[Web page and app entries]
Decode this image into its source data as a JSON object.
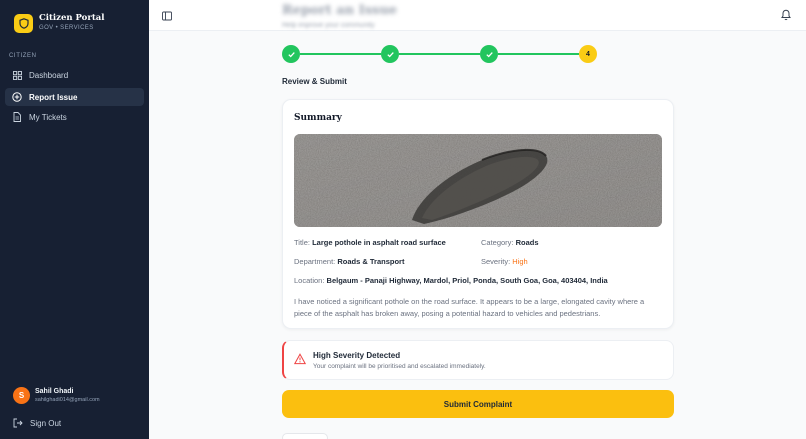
{
  "brand": {
    "title": "Citizen Portal",
    "subtitle": "GOV • SERVICES"
  },
  "sidebar": {
    "section_label": "CITIZEN",
    "items": [
      {
        "label": "Dashboard",
        "icon": "grid-icon"
      },
      {
        "label": "Report Issue",
        "icon": "plus-circle-icon",
        "active": true
      },
      {
        "label": "My Tickets",
        "icon": "document-icon"
      }
    ],
    "user": {
      "initial": "S",
      "name": "Sahil Ghadi",
      "email": "sahilghadi014@gmail.com"
    },
    "signout_label": "Sign Out"
  },
  "header": {
    "title": "Report an Issue",
    "subtitle": "Help improve your community"
  },
  "stepper": {
    "steps": [
      {
        "status": "done",
        "label": ""
      },
      {
        "status": "done",
        "label": ""
      },
      {
        "status": "done",
        "label": ""
      },
      {
        "status": "current",
        "label": "4"
      }
    ]
  },
  "review": {
    "heading": "Review & Submit",
    "card_title": "Summary",
    "fields": {
      "title_label": "Title:",
      "title_value": "Large pothole in asphalt road surface",
      "category_label": "Category:",
      "category_value": "Roads",
      "department_label": "Department:",
      "department_value": "Roads & Transport",
      "severity_label": "Severity:",
      "severity_value": "High",
      "location_label": "Location:",
      "location_value": "Belgaum - Panaji Highway, Mardol, Priol, Ponda, South Goa, Goa, 403404, India"
    },
    "description": "I have noticed a significant pothole on the road surface. It appears to be a large, elongated cavity where a piece of the asphalt has broken away, posing a potential hazard to vehicles and pedestrians."
  },
  "alert": {
    "title": "High Severity Detected",
    "text": "Your complaint will be prioritised and escalated immediately."
  },
  "submit_label": "Submit Complaint",
  "colors": {
    "sidebar_bg": "#172033",
    "accent": "#facc15",
    "success": "#22c55e",
    "severity_high": "#f97316",
    "danger": "#ef4444"
  }
}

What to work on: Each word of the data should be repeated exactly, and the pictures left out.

Result of this exercise:
Decode this image into its source data as a JSON object.
{
  "brand": {
    "title": "Citizen Portal",
    "subtitle": "GOV • SERVICES"
  },
  "sidebar": {
    "section_label": "CITIZEN",
    "items": [
      {
        "label": "Dashboard",
        "icon": "grid-icon"
      },
      {
        "label": "Report Issue",
        "icon": "plus-circle-icon",
        "active": true
      },
      {
        "label": "My Tickets",
        "icon": "document-icon"
      }
    ],
    "user": {
      "initial": "S",
      "name": "Sahil Ghadi",
      "email": "sahilghadi014@gmail.com"
    },
    "signout_label": "Sign Out"
  },
  "header": {
    "title": "Report an Issue",
    "subtitle": "Help improve your community"
  },
  "stepper": {
    "steps": [
      {
        "status": "done",
        "label": ""
      },
      {
        "status": "done",
        "label": ""
      },
      {
        "status": "done",
        "label": ""
      },
      {
        "status": "current",
        "label": "4"
      }
    ]
  },
  "review": {
    "heading": "Review & Submit",
    "card_title": "Summary",
    "fields": {
      "title_label": "Title:",
      "title_value": "Large pothole in asphalt road surface",
      "category_label": "Category:",
      "category_value": "Roads",
      "department_label": "Department:",
      "department_value": "Roads & Transport",
      "severity_label": "Severity:",
      "severity_value": "High",
      "location_label": "Location:",
      "location_value": "Belgaum - Panaji Highway, Mardol, Priol, Ponda, South Goa, Goa, 403404, India"
    },
    "description": "I have noticed a significant pothole on the road surface. It appears to be a large, elongated cavity where a piece of the asphalt has broken away, posing a potential hazard to vehicles and pedestrians."
  },
  "alert": {
    "title": "High Severity Detected",
    "text": "Your complaint will be prioritised and escalated immediately."
  },
  "submit_label": "Submit Complaint",
  "colors": {
    "sidebar_bg": "#172033",
    "accent": "#facc15",
    "success": "#22c55e",
    "severity_high": "#f97316",
    "danger": "#ef4444"
  }
}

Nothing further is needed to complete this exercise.